Fixed interest and currencies
Despite the ongoing evidence of economic recovery, and further data demonstrating significant reductions in unemployment, Australian longer term bond yields continued to decline from their February peak. During June, the Australian 10-year bond yield dropped by 0.12% to 1.49%. The equivalent yield in the U.S. remained close to the Australian yield at 1.45%. The loss of the upward momentum in bond yields over the past quarter is likely to reflect a consensus view that inflationary pressures being experienced currently will prove to be “transitory” and not result in a material structural shift away from the low inflationary environment. This is despite a spike in U.S. inflation of 5% in the year to May. There were, however, some indications from members of the US Federal Reserve Bank that interest rate expectations have lifted and there was also some dispersion in views amongst members as to when US monetary policy should be “tapered”. However, whilst the revelation of these views did see some short term bond yields rise last month, there was no increase at the longer end of the yield curve.

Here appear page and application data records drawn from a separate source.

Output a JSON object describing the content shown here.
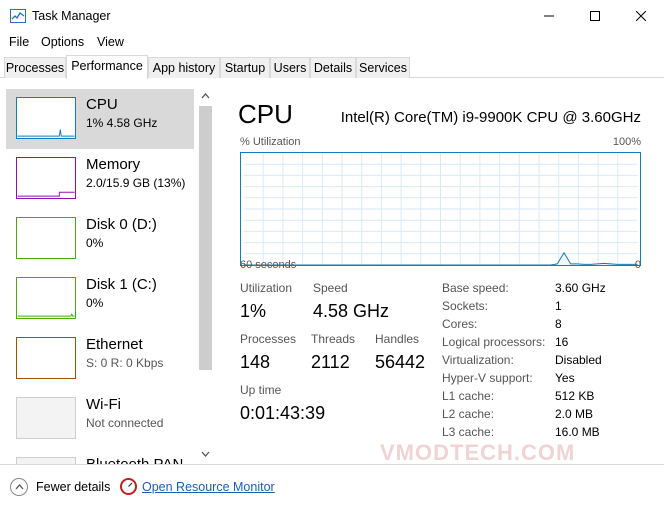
{
  "window": {
    "title": "Task Manager"
  },
  "menu": [
    "File",
    "Options",
    "View"
  ],
  "tabs": [
    "Processes",
    "Performance",
    "App history",
    "Startup",
    "Users",
    "Details",
    "Services"
  ],
  "active_tab": "Performance",
  "resources": [
    {
      "name": "CPU",
      "sub": "1% 4.58 GHz",
      "color": "#117dbb"
    },
    {
      "name": "Memory",
      "sub": "2.0/15.9 GB (13%)",
      "color": "#8b12ae"
    },
    {
      "name": "Disk 0 (D:)",
      "sub": "0%",
      "color": "#4da60c"
    },
    {
      "name": "Disk 1 (C:)",
      "sub": "0%",
      "color": "#4da60c"
    },
    {
      "name": "Ethernet",
      "sub": "S: 0 R: 0 Kbps",
      "color": "#a74f01"
    },
    {
      "name": "Wi-Fi",
      "sub": "Not connected",
      "color": "#a74f01"
    },
    {
      "name": "Bluetooth PAN",
      "sub": "",
      "color": "#a74f01"
    }
  ],
  "cpu": {
    "title": "CPU",
    "model": "Intel(R) Core(TM) i9-9900K CPU @ 3.60GHz",
    "util_label": "% Utilization",
    "util_max": "100%",
    "time_label": "60 seconds",
    "time_min": "0",
    "graph_color": "#117dbb",
    "graph_values": [
      0,
      0,
      0,
      0,
      0,
      0,
      0,
      0,
      0,
      0,
      0,
      0,
      0,
      0,
      0,
      0,
      0,
      0,
      0,
      0,
      0,
      0,
      0,
      0,
      0,
      0,
      0,
      0,
      0,
      0,
      0,
      0,
      0,
      0,
      0,
      0,
      0,
      0,
      0,
      0,
      0,
      0,
      0,
      0,
      0,
      0,
      0,
      1,
      11,
      1,
      1,
      0.5,
      0.5,
      1,
      1.5,
      1,
      0.5,
      0.5,
      0.5,
      0.5
    ]
  },
  "stats": {
    "utilization_label": "Utilization",
    "utilization": "1%",
    "speed_label": "Speed",
    "speed": "4.58 GHz",
    "processes_label": "Processes",
    "processes": "148",
    "threads_label": "Threads",
    "threads": "2112",
    "handles_label": "Handles",
    "handles": "56442",
    "uptime_label": "Up time",
    "uptime": "0:01:43:39"
  },
  "specs": [
    {
      "label": "Base speed:",
      "value": "3.60 GHz"
    },
    {
      "label": "Sockets:",
      "value": "1"
    },
    {
      "label": "Cores:",
      "value": "8"
    },
    {
      "label": "Logical processors:",
      "value": "16"
    },
    {
      "label": "Virtualization:",
      "value": "Disabled"
    },
    {
      "label": "Hyper-V support:",
      "value": "Yes"
    },
    {
      "label": "L1 cache:",
      "value": "512 KB"
    },
    {
      "label": "L2 cache:",
      "value": "2.0 MB"
    },
    {
      "label": "L3 cache:",
      "value": "16.0 MB"
    }
  ],
  "watermark": "VMODTECH.COM",
  "footer": {
    "fewer_details": "Fewer details",
    "resource_monitor": "Open Resource Monitor"
  }
}
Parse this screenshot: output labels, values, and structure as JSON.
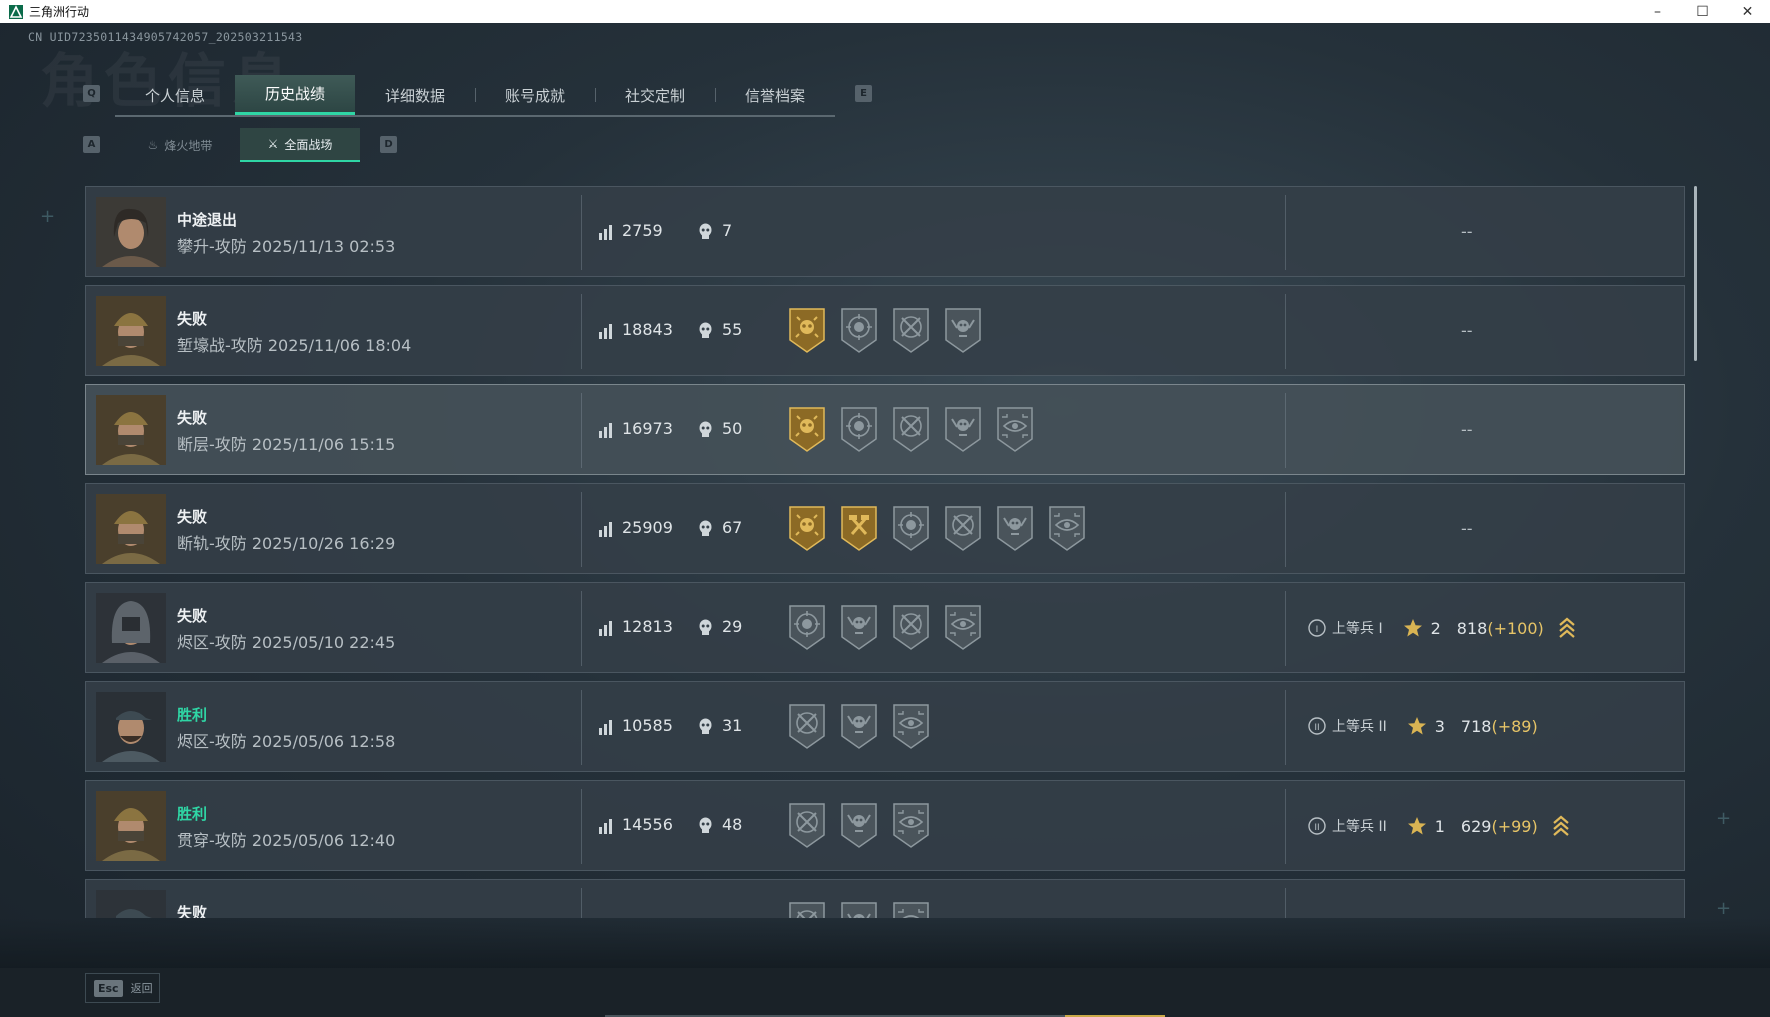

Suggestions from members of the US central bank of an earlier than forecast lift in interest rates is in contrast to the Australian Reserve Bank, which has maintained a consistent view that cash rates would not be shifted until 2024. The possibility that any rate increases in Australia would lag those of other developed economies put downward pressure on the $A last month. This $A depreciation came despite further commodity price rises and exceptionally strong Australian trade accounts. Against the $US, the $A dropped from US 77.3 to US 75.2 cents over the 3 month period and was also 0.2% weaker against the Euro at €0.632.
The following indexes are used to report asset class performance: ASX S&P 200 Index, MSCI World Index ex Australia net AUD TR (composite of 50% hedged and 50% unhedged), FTSE EPRA/NAREIT Developed REITs Index Net TRI AUD Hedged, Bloomberg AusBond Composite 0 YrIndex, Barclays Global Aggregate ($A Hedged), Bloomberg AusBond Bank Bill Index, S&P ASX 300 A-REIT (Sector) TR Index AUD, S&P Global Infrastructure NR Index (AUD Hedged).
General Advice Disclaimer
This document has been prepared by Sage Advisers (AFSL 238039). Any advice provided is of a general nature and does not take into account personal circumstances. Any decision to invest in products mentioned in this document should only be made after reviewing the relevant Product Disclosure Statements. Should the reader wish to avail of using the above investment philosophy they should only do so firstly seeking personal financial advice through a financial planner. Past performance is not a reliable indicator of future performance.